In terms of the specific regrets patients may have, O’Brien says terminal illness can bring much perspective. In his experience, it can even sometimes allow patients to live fuller lives. “In general, the things people fret about mostly, like the bald tyre and the septic tank charges, are the least important and the things people most neglect are the most important things. People have regrets they didn’t spend more time with family, they didn’t put enough time and effort into sustaining friendships with school or work mates.

“The only people who say they have no regrets are those who reconstruct their lives. Believe it or not, people will sometimes say they feel quite fortunate they got an illness, as it served as a real wake-up call in their lives.”

To find out more, or to donate, see stpatricksmarymount.ie


Fifty-two-year-old Chris Duncan, from Dublin: on illness, life and regrets:

“In here, everyone has their own single room, their own bed, wardrobe, two-piece suite and so you can have dignity and can get family in and around to help. I came in here about a month ago. I am terminally ill. I have bowel cancer and it has spread to my stomach. When I was first diagnosed, I was flabbergasted. I was given two months to live, and that was a year ago. Now, whether I’ll be here in another two or even six months, is another thing.

I got scared and very annoyed at the same time when I was told the news. I asked myself why did I not see this coming and then I got really scared about why this was happening to me.

Now I accept it. I am no holy Joe or anything like that, but this is what God has handed me, and that is that. It is going to happen and when it happens it happens. It could be next week or next month or I might get another six months out of it.

I have three children and a wife. My kids are aged 29, 27 and 26 and this has changed relations with my wife and kids. My wife and myself are divorced a long time and this has brought the whole family together.

I now have a grandson and I want to die because I don’t want to see him die first, if that makes sense.

He is only 15 months and he is running around and having fun and to see him run is better than to see something happening to him or him being hurt.

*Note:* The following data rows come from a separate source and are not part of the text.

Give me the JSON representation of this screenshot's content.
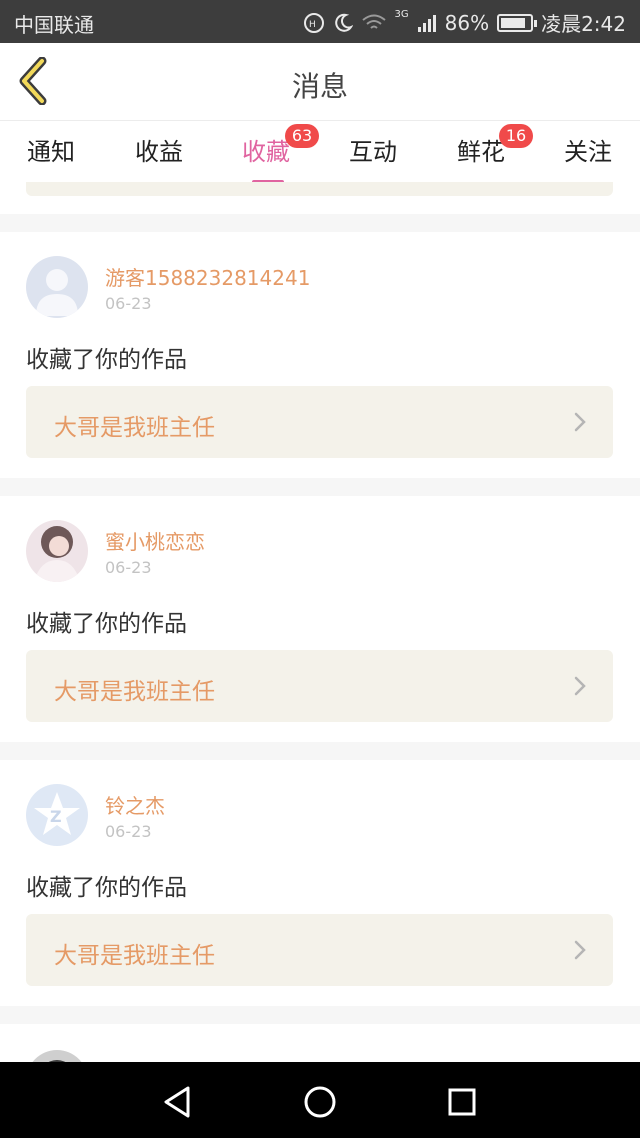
{
  "status_bar": {
    "carrier": "中国联通",
    "network": "3G",
    "battery": "86%",
    "battery_level": 0.86,
    "time": "凌晨2:42"
  },
  "header": {
    "title": "消息"
  },
  "tabs": [
    {
      "label": "通知",
      "badge": null,
      "active": false
    },
    {
      "label": "收益",
      "badge": null,
      "active": false
    },
    {
      "label": "收藏",
      "badge": "63",
      "active": true
    },
    {
      "label": "互动",
      "badge": null,
      "active": false
    },
    {
      "label": "鲜花",
      "badge": "16",
      "active": false
    },
    {
      "label": "关注",
      "badge": null,
      "active": false
    }
  ],
  "feed": [
    {
      "user": "游客1588232814241",
      "date": "06-23",
      "action": "收藏了你的作品",
      "work_title": "大哥是我班主任",
      "avatar": "default-person-avatar"
    },
    {
      "user": "蜜小桃恋恋",
      "date": "06-23",
      "action": "收藏了你的作品",
      "work_title": "大哥是我班主任",
      "avatar": "photo-avatar"
    },
    {
      "user": "铃之杰",
      "date": "06-23",
      "action": "收藏了你的作品",
      "work_title": "大哥是我班主任",
      "avatar": "default-star-avatar"
    }
  ],
  "colors": {
    "accent_pink": "#e064a0",
    "name_orange": "#e59a66",
    "badge_red": "#f04a4a",
    "work_bg": "#f4f2ea"
  }
}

My family are all very upset and they know what is going to happen to me and that it is going to happen sooner rather that later. They are not looking forward to it but they are prepared for it, if you can prepare a person for death. The staff here are fabulous. I couldn’t say enough about them and this place. It has been a lifesaver for me.

What advice would I offer people from my experiences? Don’t smoke and don’t drink. I was too young when I started drinking. I also think all men should get regular health check-ups.

I expect to be going home at some stage but reckon I’ll be back and when I die, I’ll die here. The pressure of it is like when you are stretching out to grab someone’s hand and they are stretching out to hold onto yours. You don’t want to let go but eventually you have to. I am not afraid to die. I think it is something that God will get me through and my deceased mother and father. I believe they will be there as well.

My only regrets were not spending more time with the kids as I was away working. I should have got a job where I could have stayed nearer to the kids, but unfortunately I had to go where the money was.

“What I am proud of most when I look back is having the kids, raising them and preparing them to look after themselves. The irony is that the roles have changed now and they are the ones looking after me.